The only bad thing about this the race after the St. Johns Bridge was that to the right you basically had an uninterrupted view of downtown (the finish line) behind a whitewash fog. Something about that made the finish line seem so far away. It was also in these miles that I started to feel the absence of my water bottle. I noticed halfway between water stations that I wanted water and that I couldn’t turn to my hand and get it. While I had appreciated having both hands free during the race, I saw that I really needed a steady flow of liquids during these last six or so miles.

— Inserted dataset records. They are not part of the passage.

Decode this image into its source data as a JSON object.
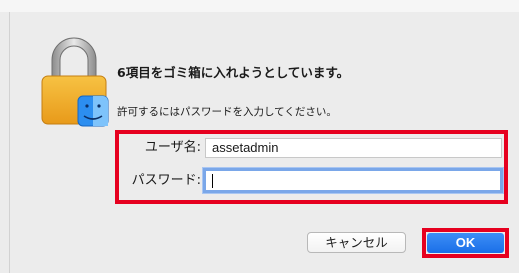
{
  "dialog": {
    "title": "6項目をゴミ箱に入れようとしています。",
    "message": "許可するにはパスワードを入力してください。",
    "username_label": "ユーザ名:",
    "username_value": "assetadmin",
    "password_label": "パスワード:",
    "password_value": "",
    "cancel_label": "キャンセル",
    "ok_label": "OK",
    "icon": "lock-icon",
    "accent_color": "#1a6fe8",
    "highlight_color": "#e6001f"
  }
}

Besides the rain, missing water bottle, and choppy pacing I really thought I was doing well. And up until Mile 24 I was still looking at a PR—not 3:40, but something like 3:45 or 3:46. Then it just all got really hairy after that. Since the halfway point I could feel my stomach aching for more food (despite a steady schedule of GU every 45 minutes). I could also feel cramps going through my abdomen (a sure sign that I should have stayed in that port-o-potty a little longer before the race). Knowing that the finish line was close only made those sensations worse.
Despite only having two miles to go I couldn’t muster up enough good thoughts to keep me plowing through. Or maybe I had forgotten to focus on the good thoughts once I got to this point.
On the other side of the Broadway Bridge I started to feel the weight of the previous miles upon me. My knees were starting to worry me because for the preceding weeks they had been aching more than usual and feeling weird and for some reason I couldn’t find my heating pad to make them feel better. Trying to envision the finish line was useless because of all the tall buildings and street names were unfamiliar—I had no idea where it was and could only tell you it was not close enough.
All of these things compounded into a weird heart burn/stomach cramp/gas bubble/stitch flare up concentrated in the area at the bottom of my chest sternum. I felt myself start to hobble and then uncontrollably started walking.
“Fuck,” is all I could say. Less than a mile to the finish line and I had to stop to walk. I felt like I let myself down, but it was something I could recover from. About 30 seconds later I picked it up again set on making it to the finish from there. But a minute or two later I stopped again from the same pain. The second walking break felt like failure. That was where I realized that the PR would not happen and that I felt I let the race get the best of me. That hurt in a way that was trivial (I was still going to finish a Marathon!) and soul shattering (I couldn’t perform despite my hardest effort). And that is the same thing that prevents me from coming to good terms with Portland today.
When I felt better and finally recognized where I was (only four blocks from the finish line) I started running determined to not stop until the finish line. And I did. I unzipped my wind breaker (never ended up taking it off due to the rain) to show my bib number, which had my name printed in all caps on it. Sure enough people started yelling my name. Though it was vain it was great. Despite the shortcomings of the previous mile, I crossed the finish line as I always do: running hard and strong, blasting any doubt that I once again defeated the juggernaut.
Net Time: 3:49:00
Overall place: 1388/7835 (top 18% of finishers)
Men: 1025/3407 (top 30%)
M25-29: 160/437 (top 37%)